BEGIN

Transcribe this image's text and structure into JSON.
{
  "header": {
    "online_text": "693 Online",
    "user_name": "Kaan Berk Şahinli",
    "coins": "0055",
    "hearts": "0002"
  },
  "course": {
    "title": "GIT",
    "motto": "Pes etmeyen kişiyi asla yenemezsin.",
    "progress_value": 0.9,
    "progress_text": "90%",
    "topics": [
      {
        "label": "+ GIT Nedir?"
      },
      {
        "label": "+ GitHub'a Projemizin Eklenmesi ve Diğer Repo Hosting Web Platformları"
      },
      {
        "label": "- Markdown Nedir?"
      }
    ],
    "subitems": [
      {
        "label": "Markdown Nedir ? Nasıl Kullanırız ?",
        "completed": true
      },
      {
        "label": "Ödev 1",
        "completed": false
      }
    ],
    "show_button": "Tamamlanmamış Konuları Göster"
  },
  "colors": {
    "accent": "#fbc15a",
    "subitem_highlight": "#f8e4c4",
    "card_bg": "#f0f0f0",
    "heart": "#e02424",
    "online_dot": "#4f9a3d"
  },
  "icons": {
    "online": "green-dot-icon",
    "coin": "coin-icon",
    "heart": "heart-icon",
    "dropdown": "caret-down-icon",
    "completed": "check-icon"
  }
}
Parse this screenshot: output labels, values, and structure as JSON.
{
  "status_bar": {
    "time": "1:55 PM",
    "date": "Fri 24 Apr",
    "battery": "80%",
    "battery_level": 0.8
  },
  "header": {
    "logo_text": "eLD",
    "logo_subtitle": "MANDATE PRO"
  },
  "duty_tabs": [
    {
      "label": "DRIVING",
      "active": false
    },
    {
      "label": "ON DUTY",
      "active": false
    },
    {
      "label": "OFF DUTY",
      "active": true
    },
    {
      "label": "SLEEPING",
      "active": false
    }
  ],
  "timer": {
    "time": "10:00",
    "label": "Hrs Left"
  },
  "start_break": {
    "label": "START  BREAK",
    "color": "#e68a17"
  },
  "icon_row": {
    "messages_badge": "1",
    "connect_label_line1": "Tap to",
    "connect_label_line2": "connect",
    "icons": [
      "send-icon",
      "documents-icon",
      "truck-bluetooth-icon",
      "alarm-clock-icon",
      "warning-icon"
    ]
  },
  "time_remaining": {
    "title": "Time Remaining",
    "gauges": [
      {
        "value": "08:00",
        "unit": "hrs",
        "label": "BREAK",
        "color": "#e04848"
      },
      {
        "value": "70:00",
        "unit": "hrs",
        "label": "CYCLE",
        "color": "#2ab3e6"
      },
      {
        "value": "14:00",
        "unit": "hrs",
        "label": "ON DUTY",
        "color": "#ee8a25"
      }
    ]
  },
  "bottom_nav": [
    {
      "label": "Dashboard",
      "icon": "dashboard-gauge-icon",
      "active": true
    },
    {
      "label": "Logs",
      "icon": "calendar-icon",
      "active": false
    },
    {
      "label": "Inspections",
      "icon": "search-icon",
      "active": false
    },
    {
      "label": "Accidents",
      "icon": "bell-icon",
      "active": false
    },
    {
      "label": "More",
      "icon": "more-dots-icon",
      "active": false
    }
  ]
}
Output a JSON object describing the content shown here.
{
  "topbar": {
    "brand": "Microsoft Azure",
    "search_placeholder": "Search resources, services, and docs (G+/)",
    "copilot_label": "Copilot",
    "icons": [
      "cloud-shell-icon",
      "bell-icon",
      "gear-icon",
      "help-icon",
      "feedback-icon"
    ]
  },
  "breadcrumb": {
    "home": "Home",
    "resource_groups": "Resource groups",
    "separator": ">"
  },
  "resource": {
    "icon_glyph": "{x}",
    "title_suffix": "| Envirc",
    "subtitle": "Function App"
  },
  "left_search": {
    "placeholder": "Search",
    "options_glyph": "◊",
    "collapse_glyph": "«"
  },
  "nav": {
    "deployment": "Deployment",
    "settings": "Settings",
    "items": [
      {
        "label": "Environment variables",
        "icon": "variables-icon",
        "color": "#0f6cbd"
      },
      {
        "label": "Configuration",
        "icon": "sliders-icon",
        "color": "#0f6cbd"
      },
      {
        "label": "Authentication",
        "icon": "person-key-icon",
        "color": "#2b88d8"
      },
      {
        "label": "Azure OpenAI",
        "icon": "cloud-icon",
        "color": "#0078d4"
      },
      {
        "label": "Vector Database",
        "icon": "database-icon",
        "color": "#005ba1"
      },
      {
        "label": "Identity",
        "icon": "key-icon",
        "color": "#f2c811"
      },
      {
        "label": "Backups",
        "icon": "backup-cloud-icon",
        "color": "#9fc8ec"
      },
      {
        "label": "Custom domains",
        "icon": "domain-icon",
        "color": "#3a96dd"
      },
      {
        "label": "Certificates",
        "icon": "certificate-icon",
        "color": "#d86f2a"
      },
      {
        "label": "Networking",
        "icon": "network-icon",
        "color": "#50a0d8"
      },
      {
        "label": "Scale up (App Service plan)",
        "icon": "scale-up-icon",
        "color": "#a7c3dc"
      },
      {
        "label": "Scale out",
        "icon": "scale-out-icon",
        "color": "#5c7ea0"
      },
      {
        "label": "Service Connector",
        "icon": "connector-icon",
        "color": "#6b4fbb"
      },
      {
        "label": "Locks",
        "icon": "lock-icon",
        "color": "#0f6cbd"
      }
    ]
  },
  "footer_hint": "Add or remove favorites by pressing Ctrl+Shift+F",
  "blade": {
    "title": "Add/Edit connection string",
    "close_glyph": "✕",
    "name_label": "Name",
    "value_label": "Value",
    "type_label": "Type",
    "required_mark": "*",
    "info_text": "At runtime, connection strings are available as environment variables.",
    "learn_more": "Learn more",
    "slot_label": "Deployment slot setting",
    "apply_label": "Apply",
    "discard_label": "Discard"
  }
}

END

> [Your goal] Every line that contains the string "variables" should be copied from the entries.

> [Answer to this problem]
        "label": "Environment variables",
        "icon": "variables-icon",
    "info_text": "At runtime, connection strings are available as environment variables.",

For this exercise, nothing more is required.